Data records ->
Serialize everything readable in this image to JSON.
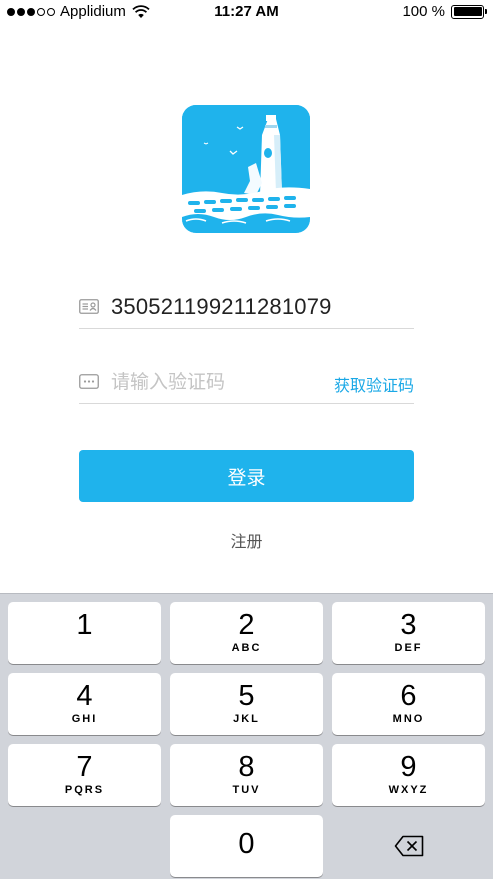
{
  "status_bar": {
    "carrier": "Applidium",
    "time": "11:27 AM",
    "battery": "100 %"
  },
  "login": {
    "id_number": "350521199211281079",
    "code_placeholder": "请输入验证码",
    "get_code_label": "获取验证码",
    "login_label": "登录",
    "register_label": "注册"
  },
  "keypad": {
    "keys": [
      {
        "num": "1",
        "letters": ""
      },
      {
        "num": "2",
        "letters": "ABC"
      },
      {
        "num": "3",
        "letters": "DEF"
      },
      {
        "num": "4",
        "letters": "GHI"
      },
      {
        "num": "5",
        "letters": "JKL"
      },
      {
        "num": "6",
        "letters": "MNO"
      },
      {
        "num": "7",
        "letters": "PQRS"
      },
      {
        "num": "8",
        "letters": "TUV"
      },
      {
        "num": "9",
        "letters": "WXYZ"
      },
      {
        "num": "0",
        "letters": ""
      }
    ]
  },
  "colors": {
    "accent": "#1fb3ec",
    "link": "#1aa8e6",
    "keypad_bg": "#d1d4da"
  }
}
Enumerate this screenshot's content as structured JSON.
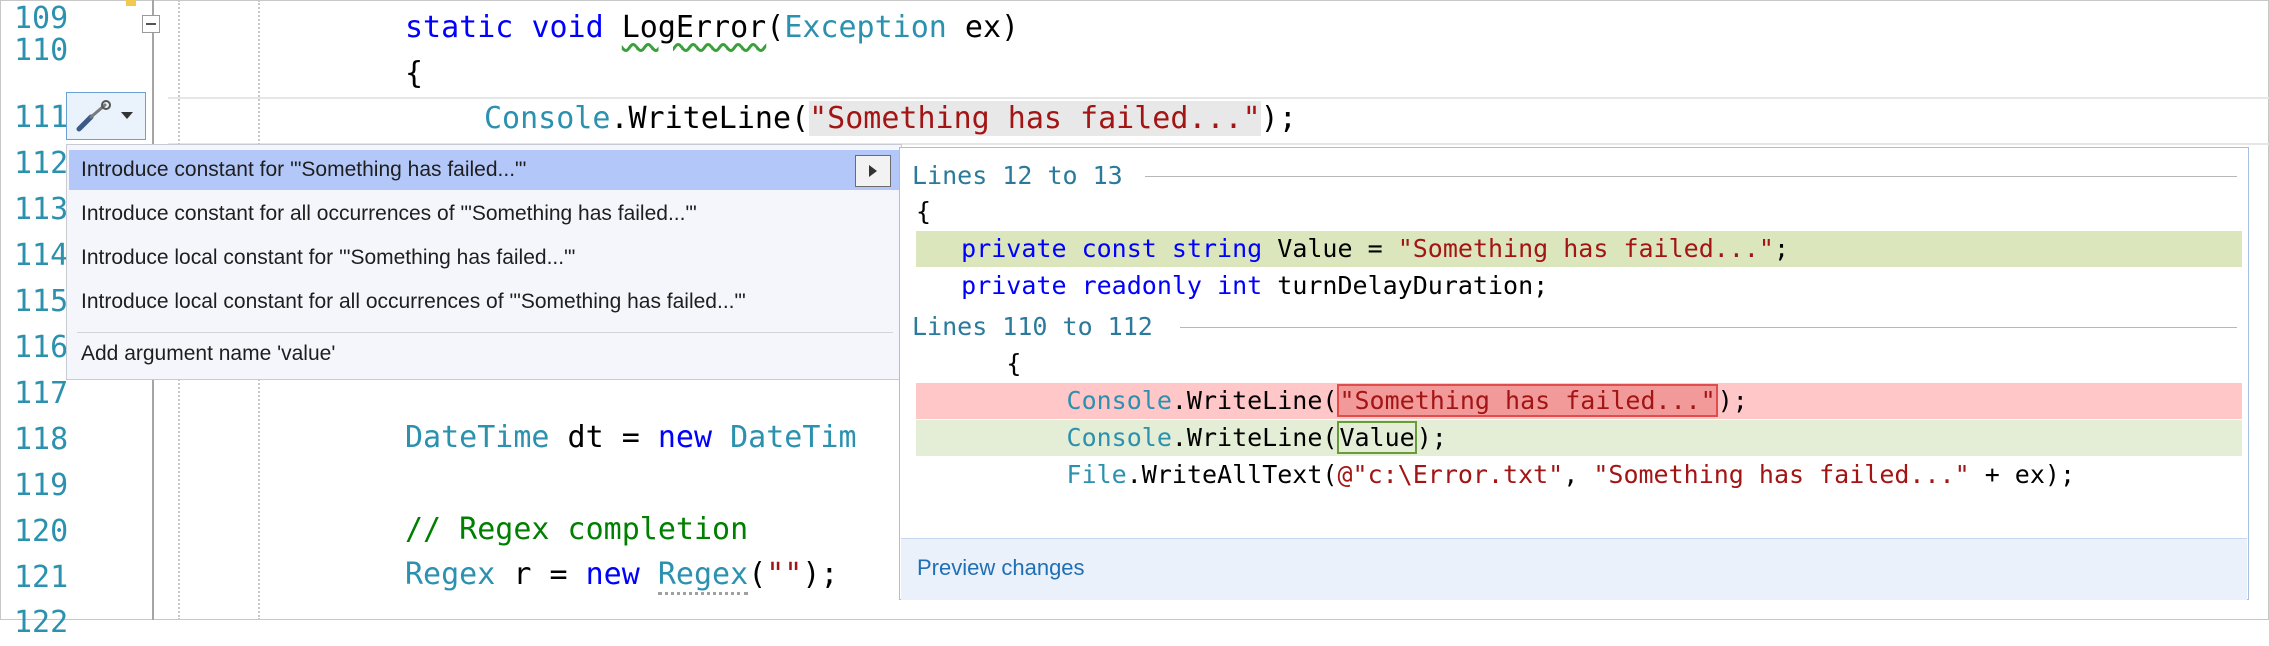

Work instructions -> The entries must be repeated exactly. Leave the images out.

Problem solution ->
Serialize everything readable in this image to JSON.
{
  "status_bar": {
    "carrier": "Applidium",
    "time": "11:27 AM",
    "battery": "100 %"
  },
  "login": {
    "id_number": "350521199211281079",
    "code_placeholder": "请输入验证码",
    "get_code_label": "获取验证码",
    "login_label": "登录",
    "register_label": "注册"
  },
  "keypad": {
    "keys": [
      {
        "num": "1",
        "letters": ""
      },
      {
        "num": "2",
        "letters": "ABC"
      },
      {
        "num": "3",
        "letters": "DEF"
      },
      {
        "num": "4",
        "letters": "GHI"
      },
      {
        "num": "5",
        "letters": "JKL"
      },
      {
        "num": "6",
        "letters": "MNO"
      },
      {
        "num": "7",
        "letters": "PQRS"
      },
      {
        "num": "8",
        "letters": "TUV"
      },
      {
        "num": "9",
        "letters": "WXYZ"
      },
      {
        "num": "0",
        "letters": ""
      }
    ]
  },
  "colors": {
    "accent": "#1fb3ec",
    "link": "#1aa8e6",
    "keypad_bg": "#d1d4da"
  }
}
Enumerate this screenshot's content as structured JSON.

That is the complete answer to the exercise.